The Joystick – A feeling of exhilaration or named after James Henry Joyce?

The Joystick – A feeling of exhilaration or named after James Henry Joyce?

Published on 13th May 2019 by

Nowadays if you ask someone to describe a joystick you will be given a multiple of answers ranging from full-size aircraft joystick, CCTV controllers or a thumb style gaming joysticks. For a device that is so well known not many people know much about the history of the joystick, and up until this article I was among this crowd.

Whilst here at Live Electronics we understand the modern technology around joysticks and represent some of the best manufacturers in the world we thought it would be a good idea to investigate the history of these now tiny and precise human interface devices.

Amazingly there is no confirmed origin for the word joystick! According to [1] “Some researchers feel its origins are the result of “the exhilaration felt by an early pilot’s journey into the air,” (a stick that makes you happy) while others believe it is named for a Missouri pilot and inventor, James Henry Joyce (the Joyce stick)”. Thankfully the history surrounding joysticks is a bit more solid.

As we know, a joystick is a device which pivots on a base and then relays this direction to a control device which carries out a particular function at that point. The first confirmed use of such a device was in 1908 by the French aviation pioneer Louis Bleriot in his Bleriot VIII experimental aircraft. The device used by Louis Bleriot was purely mechanical and we need to jump forward to 1926 when the first electronic joystick was created.

Patented by the US inventor C. B. Mirick whilst working for the United States Naval Research Laboratory this device was a 2-axis electronic joystick believed to be designed for operating unmanned aerial vehicles (UAV’s), Mirick even states “My control system is particularly applicable in manoeuvring aircraft without a pilot.”[2]

The next step forward was in 1944 by German scientists to control their Henschel Hs 293 glide bombs and unpowered Fritz-X missiles. Whilst still utilising a 2-axis design the new device used electrical on-off signals rather than potentiometers to be used more easily as part of a radio control transmitter system. This allowed certain bomber aircraft to accurately guide both rocket-propelled and unpowered guided missiles onto their targets.

Joystick technology continued to develop slowly throughout the 50’s, 60’s and 70’s and was used in NASA’s Apollo programme, most notably in the Apollo lunar lander test models. However, this was about to change and in the early 1980’s home gaming machines were increasing, the first joystick-controlled gaming controller was for the Atari 5200 in 1982.

The idea of using joysticks for gaming began to gain traction with the first thumb style joystick been used in 1988 with the release of the NES MAX. The NES MAX showed how useable and intuitive joysticks could be in gaming, but it wasn’t until the release of Sony’s PlayStation Analog joystick in 1996 that the gaming joystick really took off due to its ability to work so well within a 3D world.

Outside of gaming, the joystick found its home not only in aviation applications but also in controlling machines such as UAV’s and sub-sea remotely operated vehicles (ROV’s), construction equipment, off-road vehicles, surveillance cameras, wheelchairs and multiple military applications.

Miniature joysticks have come a long way since the Mirick’s 1926 design with companies such as Ultra MSI, OTTO Controls and Ruffy Controls creating potentiometer and Hall Effect style joysticks which are smaller and lighter with better environmental protection and more precise than ever before.

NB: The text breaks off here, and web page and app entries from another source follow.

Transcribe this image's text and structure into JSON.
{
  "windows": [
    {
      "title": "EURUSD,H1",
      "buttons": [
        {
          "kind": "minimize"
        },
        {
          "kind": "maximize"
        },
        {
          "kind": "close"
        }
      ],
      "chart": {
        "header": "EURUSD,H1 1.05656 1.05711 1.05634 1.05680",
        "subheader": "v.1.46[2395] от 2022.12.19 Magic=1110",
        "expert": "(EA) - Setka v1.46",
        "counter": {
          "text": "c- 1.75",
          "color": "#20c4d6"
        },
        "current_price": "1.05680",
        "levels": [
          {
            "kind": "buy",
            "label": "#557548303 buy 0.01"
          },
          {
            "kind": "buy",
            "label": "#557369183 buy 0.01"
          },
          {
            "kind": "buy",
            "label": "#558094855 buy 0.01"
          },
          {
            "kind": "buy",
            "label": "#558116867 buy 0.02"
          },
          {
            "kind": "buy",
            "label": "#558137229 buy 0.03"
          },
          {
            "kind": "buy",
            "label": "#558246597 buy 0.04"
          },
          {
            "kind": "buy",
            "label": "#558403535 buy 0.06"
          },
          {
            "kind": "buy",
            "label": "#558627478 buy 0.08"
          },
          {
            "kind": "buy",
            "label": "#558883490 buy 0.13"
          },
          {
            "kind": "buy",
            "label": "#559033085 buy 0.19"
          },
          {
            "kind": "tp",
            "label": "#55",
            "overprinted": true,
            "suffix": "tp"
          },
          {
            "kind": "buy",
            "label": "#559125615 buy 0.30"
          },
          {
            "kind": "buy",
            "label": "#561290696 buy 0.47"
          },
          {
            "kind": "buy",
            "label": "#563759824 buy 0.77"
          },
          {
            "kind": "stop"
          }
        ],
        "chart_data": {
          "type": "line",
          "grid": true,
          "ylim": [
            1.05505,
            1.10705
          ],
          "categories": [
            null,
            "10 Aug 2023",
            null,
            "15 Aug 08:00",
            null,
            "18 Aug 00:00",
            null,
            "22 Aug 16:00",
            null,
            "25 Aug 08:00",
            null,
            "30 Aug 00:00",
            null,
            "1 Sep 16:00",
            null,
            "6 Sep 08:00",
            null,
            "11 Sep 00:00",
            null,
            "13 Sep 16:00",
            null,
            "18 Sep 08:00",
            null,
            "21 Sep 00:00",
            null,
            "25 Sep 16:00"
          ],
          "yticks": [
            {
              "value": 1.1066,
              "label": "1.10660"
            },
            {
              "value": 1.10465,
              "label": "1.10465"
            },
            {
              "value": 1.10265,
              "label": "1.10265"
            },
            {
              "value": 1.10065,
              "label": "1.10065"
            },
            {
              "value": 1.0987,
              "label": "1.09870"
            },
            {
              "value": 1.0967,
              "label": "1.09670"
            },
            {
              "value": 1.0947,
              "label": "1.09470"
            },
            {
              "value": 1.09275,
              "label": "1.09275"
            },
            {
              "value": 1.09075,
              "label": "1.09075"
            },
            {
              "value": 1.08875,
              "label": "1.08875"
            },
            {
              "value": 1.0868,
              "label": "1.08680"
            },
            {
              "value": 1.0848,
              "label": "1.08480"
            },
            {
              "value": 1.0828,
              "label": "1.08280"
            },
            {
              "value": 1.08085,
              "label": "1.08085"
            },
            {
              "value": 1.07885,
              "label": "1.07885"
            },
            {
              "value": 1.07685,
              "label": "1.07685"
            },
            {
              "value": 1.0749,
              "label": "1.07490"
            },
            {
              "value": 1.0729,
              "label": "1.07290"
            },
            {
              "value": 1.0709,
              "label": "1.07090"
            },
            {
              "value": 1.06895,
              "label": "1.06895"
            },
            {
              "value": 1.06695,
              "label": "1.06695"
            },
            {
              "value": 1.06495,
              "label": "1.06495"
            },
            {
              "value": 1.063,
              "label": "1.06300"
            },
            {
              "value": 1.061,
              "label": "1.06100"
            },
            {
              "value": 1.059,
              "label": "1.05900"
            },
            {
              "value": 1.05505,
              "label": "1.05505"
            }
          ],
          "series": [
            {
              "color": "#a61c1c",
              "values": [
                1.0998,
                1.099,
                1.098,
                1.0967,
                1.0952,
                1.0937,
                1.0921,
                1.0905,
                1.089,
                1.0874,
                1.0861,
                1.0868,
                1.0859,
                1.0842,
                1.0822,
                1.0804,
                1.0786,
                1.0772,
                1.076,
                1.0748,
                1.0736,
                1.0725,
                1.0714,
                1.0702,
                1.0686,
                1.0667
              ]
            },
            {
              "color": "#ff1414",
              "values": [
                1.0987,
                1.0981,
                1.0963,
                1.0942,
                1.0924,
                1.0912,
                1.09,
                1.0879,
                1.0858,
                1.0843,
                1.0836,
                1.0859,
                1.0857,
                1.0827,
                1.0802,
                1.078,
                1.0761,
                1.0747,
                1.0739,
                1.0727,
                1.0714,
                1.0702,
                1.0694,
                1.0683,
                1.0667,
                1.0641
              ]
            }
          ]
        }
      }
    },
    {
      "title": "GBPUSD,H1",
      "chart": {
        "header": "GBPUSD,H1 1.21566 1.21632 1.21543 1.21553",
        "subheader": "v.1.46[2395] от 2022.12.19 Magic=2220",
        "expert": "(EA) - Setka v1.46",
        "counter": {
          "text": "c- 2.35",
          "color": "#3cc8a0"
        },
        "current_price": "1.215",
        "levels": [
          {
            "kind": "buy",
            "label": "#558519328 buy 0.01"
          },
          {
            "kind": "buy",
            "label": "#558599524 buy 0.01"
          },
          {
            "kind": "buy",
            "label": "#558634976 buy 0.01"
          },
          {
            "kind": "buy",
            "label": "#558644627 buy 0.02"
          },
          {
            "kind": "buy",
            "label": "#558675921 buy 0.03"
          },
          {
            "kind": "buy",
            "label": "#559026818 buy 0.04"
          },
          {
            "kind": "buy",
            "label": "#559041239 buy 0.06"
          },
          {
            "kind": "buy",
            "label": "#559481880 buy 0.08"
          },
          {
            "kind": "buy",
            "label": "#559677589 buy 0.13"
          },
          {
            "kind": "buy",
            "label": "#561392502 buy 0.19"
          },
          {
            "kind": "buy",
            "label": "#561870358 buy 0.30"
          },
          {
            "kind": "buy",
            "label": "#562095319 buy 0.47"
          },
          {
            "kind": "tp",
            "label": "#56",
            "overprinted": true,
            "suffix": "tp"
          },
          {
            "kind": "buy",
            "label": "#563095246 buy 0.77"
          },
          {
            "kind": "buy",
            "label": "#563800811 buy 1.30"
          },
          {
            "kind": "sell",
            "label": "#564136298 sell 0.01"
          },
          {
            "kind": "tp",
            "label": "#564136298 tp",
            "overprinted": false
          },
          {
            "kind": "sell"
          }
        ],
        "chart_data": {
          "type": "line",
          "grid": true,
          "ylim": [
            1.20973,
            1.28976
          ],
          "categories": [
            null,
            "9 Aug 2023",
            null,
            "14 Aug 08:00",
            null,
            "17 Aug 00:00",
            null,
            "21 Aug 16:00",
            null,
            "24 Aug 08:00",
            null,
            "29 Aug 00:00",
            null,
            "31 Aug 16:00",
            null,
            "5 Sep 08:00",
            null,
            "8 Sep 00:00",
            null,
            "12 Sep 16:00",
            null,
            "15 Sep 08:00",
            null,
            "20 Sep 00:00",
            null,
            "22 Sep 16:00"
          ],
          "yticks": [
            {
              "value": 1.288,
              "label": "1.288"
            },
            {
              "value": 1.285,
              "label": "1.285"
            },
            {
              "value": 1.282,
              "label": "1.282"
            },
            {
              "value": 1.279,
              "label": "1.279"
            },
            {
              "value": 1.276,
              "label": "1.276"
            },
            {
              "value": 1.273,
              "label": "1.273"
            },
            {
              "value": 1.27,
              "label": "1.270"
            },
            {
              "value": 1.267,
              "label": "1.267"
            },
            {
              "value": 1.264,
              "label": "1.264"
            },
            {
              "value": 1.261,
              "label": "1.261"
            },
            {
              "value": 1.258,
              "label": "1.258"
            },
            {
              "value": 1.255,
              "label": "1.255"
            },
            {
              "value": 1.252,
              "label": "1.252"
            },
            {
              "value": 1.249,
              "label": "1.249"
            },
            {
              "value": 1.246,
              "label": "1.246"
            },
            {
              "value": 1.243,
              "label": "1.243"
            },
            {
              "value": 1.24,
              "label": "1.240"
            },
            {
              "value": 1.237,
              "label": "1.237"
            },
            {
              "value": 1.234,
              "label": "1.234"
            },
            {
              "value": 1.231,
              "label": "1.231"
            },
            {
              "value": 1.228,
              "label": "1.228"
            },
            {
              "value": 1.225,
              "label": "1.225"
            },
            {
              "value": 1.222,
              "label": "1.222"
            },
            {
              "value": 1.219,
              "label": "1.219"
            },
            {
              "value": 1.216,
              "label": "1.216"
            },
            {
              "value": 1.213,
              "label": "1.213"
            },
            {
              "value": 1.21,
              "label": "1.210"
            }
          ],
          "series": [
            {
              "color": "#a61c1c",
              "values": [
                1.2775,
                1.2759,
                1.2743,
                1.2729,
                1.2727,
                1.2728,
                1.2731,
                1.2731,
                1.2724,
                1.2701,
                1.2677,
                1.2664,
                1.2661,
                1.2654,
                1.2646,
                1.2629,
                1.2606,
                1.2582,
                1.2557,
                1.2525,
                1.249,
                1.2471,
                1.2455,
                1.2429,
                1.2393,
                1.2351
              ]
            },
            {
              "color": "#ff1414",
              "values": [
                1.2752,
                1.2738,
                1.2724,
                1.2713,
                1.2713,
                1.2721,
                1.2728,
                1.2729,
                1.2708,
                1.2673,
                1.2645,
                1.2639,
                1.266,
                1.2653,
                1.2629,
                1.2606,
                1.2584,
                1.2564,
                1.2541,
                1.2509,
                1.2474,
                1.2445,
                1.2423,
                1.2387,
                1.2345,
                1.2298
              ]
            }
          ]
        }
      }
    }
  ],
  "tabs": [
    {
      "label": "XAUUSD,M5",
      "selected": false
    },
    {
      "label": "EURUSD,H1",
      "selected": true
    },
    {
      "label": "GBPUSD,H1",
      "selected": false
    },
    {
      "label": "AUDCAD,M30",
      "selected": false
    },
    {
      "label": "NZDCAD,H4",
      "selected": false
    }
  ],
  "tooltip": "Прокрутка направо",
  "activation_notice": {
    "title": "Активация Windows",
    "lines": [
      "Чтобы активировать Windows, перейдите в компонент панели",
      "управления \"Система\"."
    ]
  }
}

Due to their familiar and instinctive nature, combined with exceptional precision, joysticks are being designed into more and more high-end products such as human controlled robotics and medical equipment.

After years of gaming and now seeing how design engineers are incorporating joysticks into their amazing new products, the future looks very bright for their use as a human interface device and given the choice I would definitely choose the first potential origin of the word Joystick as giving a feeling of exhilaration.

See our range of joysticks here.


[1] –

[2] –

About the author

Luke Hartley

Luke Hartley

Luke joined Live Electronics in November 2017 with the aim of growing the business through sales and marketing.